She's 30-year-old Lynsi Torres, who according to Bloomberg's Seth Lubove has little formal management training and no college degree, took control of the iconic burger chain after several family deaths. In-N-Out was founded in 1948 in Baldwin Park by her grandparents, Harry and Esther Snyder, and since the privately held company is really private, Lubove could only put together bits and pieces about Torres. That includes the $17.4 million purchase of a 16,600-square-foot mansion in the foothills of the San Gabriel Mountains. She has been married three times and competes in National Hot Rod Association races (her most visible activity). Torres is among dozens of "hidden" billionaires that Bloomberg reporters have discovered.
Torres's grandmother Esther -- Harry's widow -- maintained control of the company until her death in 2006 at age 86. When she died, Torres was the sole family heir. She now controls the company through a trust that gave her half ownership when she turned 30 last year, and will give her full control when she turns 35. The company has no other owners, according to an Arizona state corporation commission filing. Few in the restaurant industry have met or know much about the hamburger heiress. "I have no clue about her," said Janet Lowder, a Rancho Palos Verdes, California, restaurant consultant, who said she was one of the few people to extract the company's internal finances from Esther Snyder in the 1980's for industry-wide surveys. "I was even surprised there was a granddaughter."
The company's pace of expansion was one of the issues at stake in an exchange of lawsuits in 2006 between Torres, In-N- Out executives and Richard Boyd, the company's former vice president of real estate and development. Boyd was one of two trustees overseeing the trust that controls the company's stock on behalf of Torres. Among other allegations filed in California state court in Los Angeles, Boyd claimed Torres and Mark Taylor -- her brother- in-law from a half-sister -- conspired to remove Esther Snyder from the company to gain control of In-N-Out. He filed a separate petition with the probate court seeking to prevent Torres from removing him as a trustee.Torres denied the allegations in both a formal answer to Boyd's complaint and a 2006 letter to the editor published in the Los Angeles Times, in which she said she only had "minimal involvement" in the company's business decisions, and didn't favor rapid expansion.

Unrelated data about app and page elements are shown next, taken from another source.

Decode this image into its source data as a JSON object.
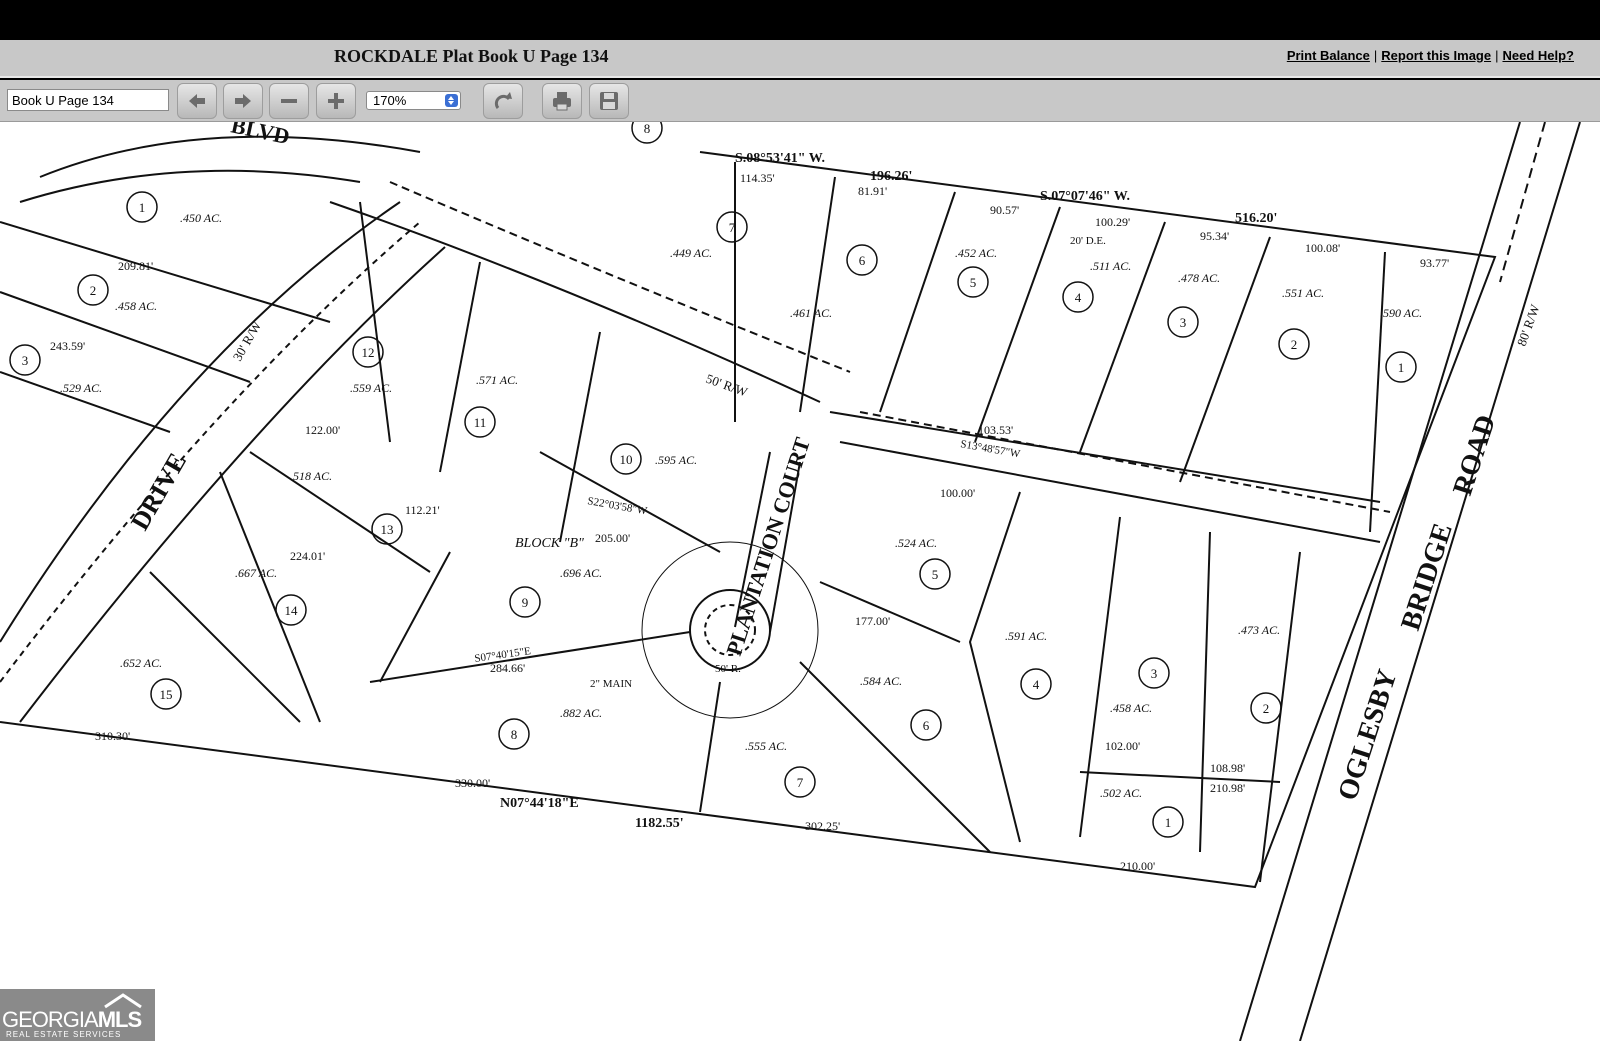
{
  "header": {
    "title": "ROCKDALE Plat Book U Page 134",
    "links": [
      "Print Balance",
      "Report this Image",
      "Need Help?"
    ]
  },
  "toolbar": {
    "page_value": "Book U Page 134",
    "zoom_value": "170%"
  },
  "plat": {
    "roads": [
      "DRIVE",
      "PLANTATION COURT",
      "OGLESBY",
      "BRIDGE",
      "ROAD",
      "BLVD"
    ],
    "block": "BLOCK \"B\"",
    "bearings_top": [
      "S.08°53'41\" W.",
      "196.26'",
      "S.07°07'46\" W.",
      "516.20'"
    ],
    "bearing_bottom": [
      "N07°44'18\"E",
      "1182.55'"
    ],
    "right_of_way": [
      "50' R/W",
      "80' R/W",
      "30' R/W"
    ],
    "lots_top_right": [
      {
        "num": "7",
        "area": ".449 AC."
      },
      {
        "num": "6",
        "area": ".461 AC."
      },
      {
        "num": "5",
        "area": ".452 AC."
      },
      {
        "num": "4",
        "area": ".511 AC."
      },
      {
        "num": "3",
        "area": ".478 AC."
      },
      {
        "num": "2",
        "area": ".551 AC."
      },
      {
        "num": "1",
        "area": ".590 AC."
      }
    ],
    "lots_center": [
      {
        "num": "12",
        "area": ".559 AC."
      },
      {
        "num": "11",
        "area": ".571 AC."
      },
      {
        "num": "10",
        "area": ".595 AC."
      },
      {
        "num": "13",
        "area": ".518 AC."
      },
      {
        "num": "14",
        "area": ".667 AC."
      },
      {
        "num": "9",
        "area": ".696 AC."
      },
      {
        "num": "15",
        "area": ".652 AC."
      },
      {
        "num": "8",
        "area": ".882 AC."
      }
    ],
    "lots_lower_right": [
      {
        "num": "5",
        "area": ".524 AC."
      },
      {
        "num": "6",
        "area": ".584 AC."
      },
      {
        "num": "7",
        "area": ".555 AC."
      },
      {
        "num": "4",
        "area": ".591 AC."
      },
      {
        "num": "3",
        "area": ".458 AC."
      },
      {
        "num": "2",
        "area": ".473 AC."
      },
      {
        "num": "1",
        "area": ".502 AC."
      }
    ],
    "lots_left": [
      {
        "num": "1",
        "area": ".450 AC."
      },
      {
        "num": "2",
        "area": ".458 AC."
      },
      {
        "num": "3",
        "area": ".529 AC."
      }
    ],
    "dimensions": [
      "310.30'",
      "330.00'",
      "302.25'",
      "210.00'",
      "100.00'",
      "177.00'",
      "284.66'",
      "205.00'",
      "224.01'",
      "122.00'",
      "112.21'",
      "209.81'",
      "243.59'",
      "114.35'",
      "81.91'",
      "90.57'",
      "100.29'",
      "95.34'",
      "100.08'",
      "93.77'",
      "103.53'",
      "102.00'",
      "108.98'",
      "210.98'"
    ],
    "labels_misc": [
      "2\" MAIN",
      "50' R.",
      "20' D.E.",
      "S22°03'58\"W",
      "S13°48'57\"W",
      "S07°40'15\"E"
    ]
  },
  "logo": {
    "brand_left": "GEORGIA",
    "brand_right": "MLS",
    "tagline": "REAL ESTATE SERVICES"
  }
}
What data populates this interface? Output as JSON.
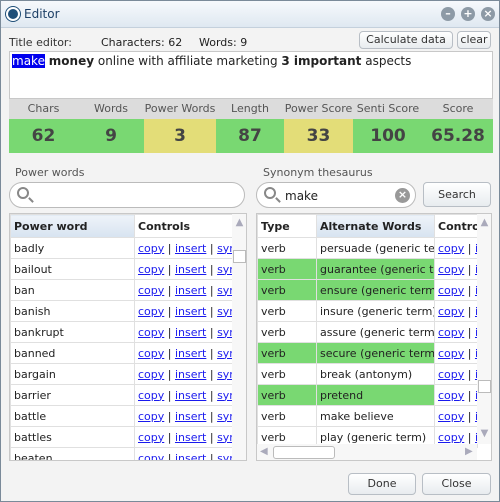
{
  "window": {
    "title": "Editor"
  },
  "editor": {
    "label": "Title editor:",
    "characters": "Characters: 62",
    "words": "Words: 9",
    "calculate_label": "Calculate data",
    "clear_label": "clear",
    "text": [
      {
        "t": "make",
        "s": "sel"
      },
      {
        "t": " "
      },
      {
        "t": "money",
        "s": "b"
      },
      {
        "t": " online with affiliate marketing "
      },
      {
        "t": "3 important",
        "s": "b"
      },
      {
        "t": " aspects"
      }
    ]
  },
  "stats": [
    {
      "label": "Chars",
      "value": "62",
      "color": "#79d872"
    },
    {
      "label": "Words",
      "value": "9",
      "color": "#79d872"
    },
    {
      "label": "Power Words",
      "value": "3",
      "color": "#e3dd78"
    },
    {
      "label": "Length Score",
      "value": "87",
      "color": "#79d872"
    },
    {
      "label": "Power Score",
      "value": "33",
      "color": "#e3dd78"
    },
    {
      "label": "Senti Score",
      "value": "100",
      "color": "#79d872"
    },
    {
      "label": "Score",
      "value": "65.28",
      "color": "#79d872"
    }
  ],
  "power": {
    "label": "Power words",
    "search_value": "",
    "headers": [
      "Power word",
      "Controls"
    ],
    "links": [
      "copy",
      "insert",
      "syns"
    ],
    "rows": [
      "badly",
      "bailout",
      "ban",
      "banish",
      "bankrupt",
      "banned",
      "bargain",
      "barrier",
      "battle",
      "battles",
      "beaten"
    ]
  },
  "synonym": {
    "label": "Synonym thesaurus",
    "search_value": "make",
    "search_label": "Search",
    "headers": [
      "Type",
      "Alternate Words",
      "Controls"
    ],
    "links": [
      "copy",
      "in"
    ],
    "rows": [
      {
        "type": "verb",
        "word": "persuade (generic term)",
        "hl": false
      },
      {
        "type": "verb",
        "word": "guarantee (generic term)",
        "hl": true
      },
      {
        "type": "verb",
        "word": "ensure (generic term)",
        "hl": true
      },
      {
        "type": "verb",
        "word": "insure (generic term)",
        "hl": false
      },
      {
        "type": "verb",
        "word": "assure (generic term)",
        "hl": false
      },
      {
        "type": "verb",
        "word": "secure (generic term)",
        "hl": true
      },
      {
        "type": "verb",
        "word": "break (antonym)",
        "hl": false
      },
      {
        "type": "verb",
        "word": "pretend",
        "hl": true
      },
      {
        "type": "verb",
        "word": "make believe",
        "hl": false
      },
      {
        "type": "verb",
        "word": "play (generic term)",
        "hl": false
      }
    ]
  },
  "footer": {
    "done_label": "Done",
    "close_label": "Close"
  }
}
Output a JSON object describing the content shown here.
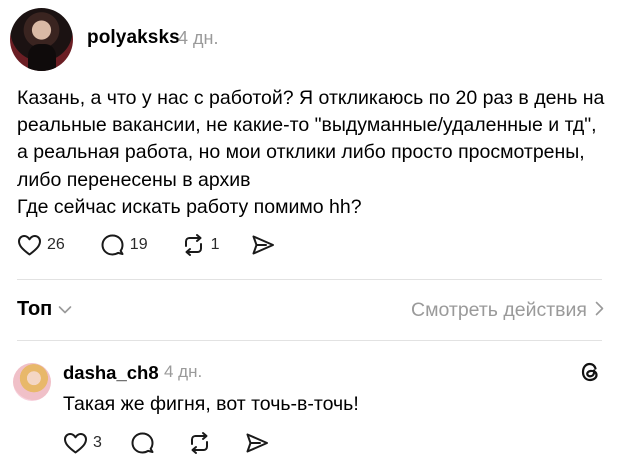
{
  "post": {
    "username": "polyaksks",
    "time": "4 дн.",
    "lines": [
      "Казань, а что у нас с работой? Я откликаюсь по 20 раз в день на",
      "реальные вакансии, не какие-то \"выдуманные/удаленные и тд\",",
      "а реальная работа, но мои отклики либо просто просмотрены,",
      "либо перенесены в архив",
      "Где сейчас искать работу помимо hh?"
    ],
    "likes": "26",
    "replies": "19",
    "reposts": "1"
  },
  "filter": {
    "label": "Топ",
    "view_activity": "Смотреть действия"
  },
  "reply": {
    "username": "dasha_ch8",
    "time": "4 дн.",
    "text": "Такая же фигня, вот точь-в-точь!",
    "likes": "3"
  },
  "icons": {
    "like": "heart-icon",
    "reply": "comment-icon",
    "repost": "repost-icon",
    "share": "send-icon",
    "chevron_down": "chevron-down-icon",
    "chevron_right": "chevron-right-icon",
    "threads": "threads-logo-icon"
  }
}
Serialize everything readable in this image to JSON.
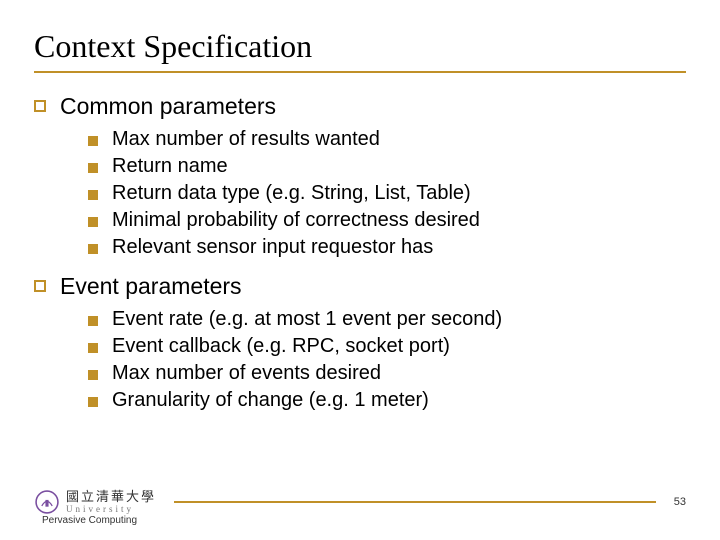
{
  "title": "Context Specification",
  "sections": [
    {
      "label": "Common parameters",
      "items": [
        "Max number of results wanted",
        "Return name",
        "Return data type (e.g. String, List, Table)",
        "Minimal probability of correctness desired",
        "Relevant sensor input requestor has"
      ]
    },
    {
      "label": "Event parameters",
      "items": [
        "Event rate (e.g. at most 1 event per second)",
        "Event callback (e.g. RPC, socket port)",
        "Max number of events desired",
        "Granularity of change (e.g. 1 meter)"
      ]
    }
  ],
  "footer": {
    "course": "Pervasive Computing",
    "university_cn": "國立清華大學",
    "university_en": "University",
    "page": "53"
  }
}
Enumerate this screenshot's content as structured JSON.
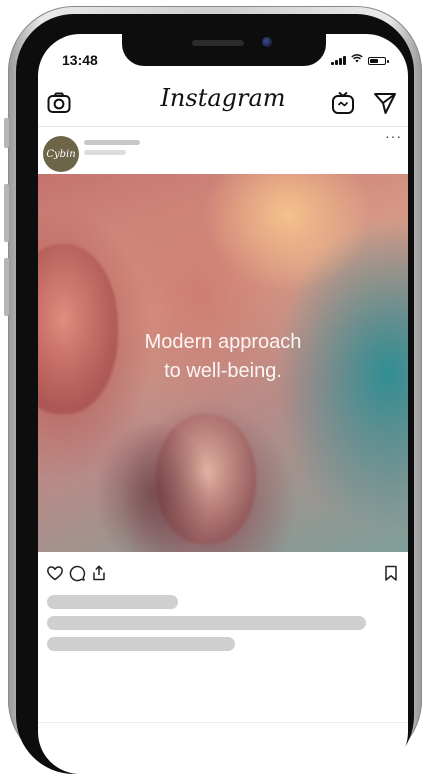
{
  "status_bar": {
    "time": "13:48",
    "signal_bars": 4,
    "battery_level": 0.6
  },
  "app": {
    "name": "Instagram",
    "header_icons": [
      "camera-icon",
      "igtv-icon",
      "direct-message-icon"
    ]
  },
  "post": {
    "avatar_text": "Cybin",
    "more_label": "···",
    "image_text_line1": "Modern approach",
    "image_text_line2": "to well-being.",
    "action_icons": [
      "heart-icon",
      "comment-icon",
      "share-icon",
      "bookmark-icon"
    ]
  },
  "colors": {
    "avatar_bg": "#6d6548",
    "skeleton": "#cfcfcf",
    "teal": "#288e94",
    "peach": "#f7c48c",
    "rose": "#ae4a4e"
  }
}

The chain has been expanding in recent years, with openings in Texas, Utah, Nevada, and Arizona.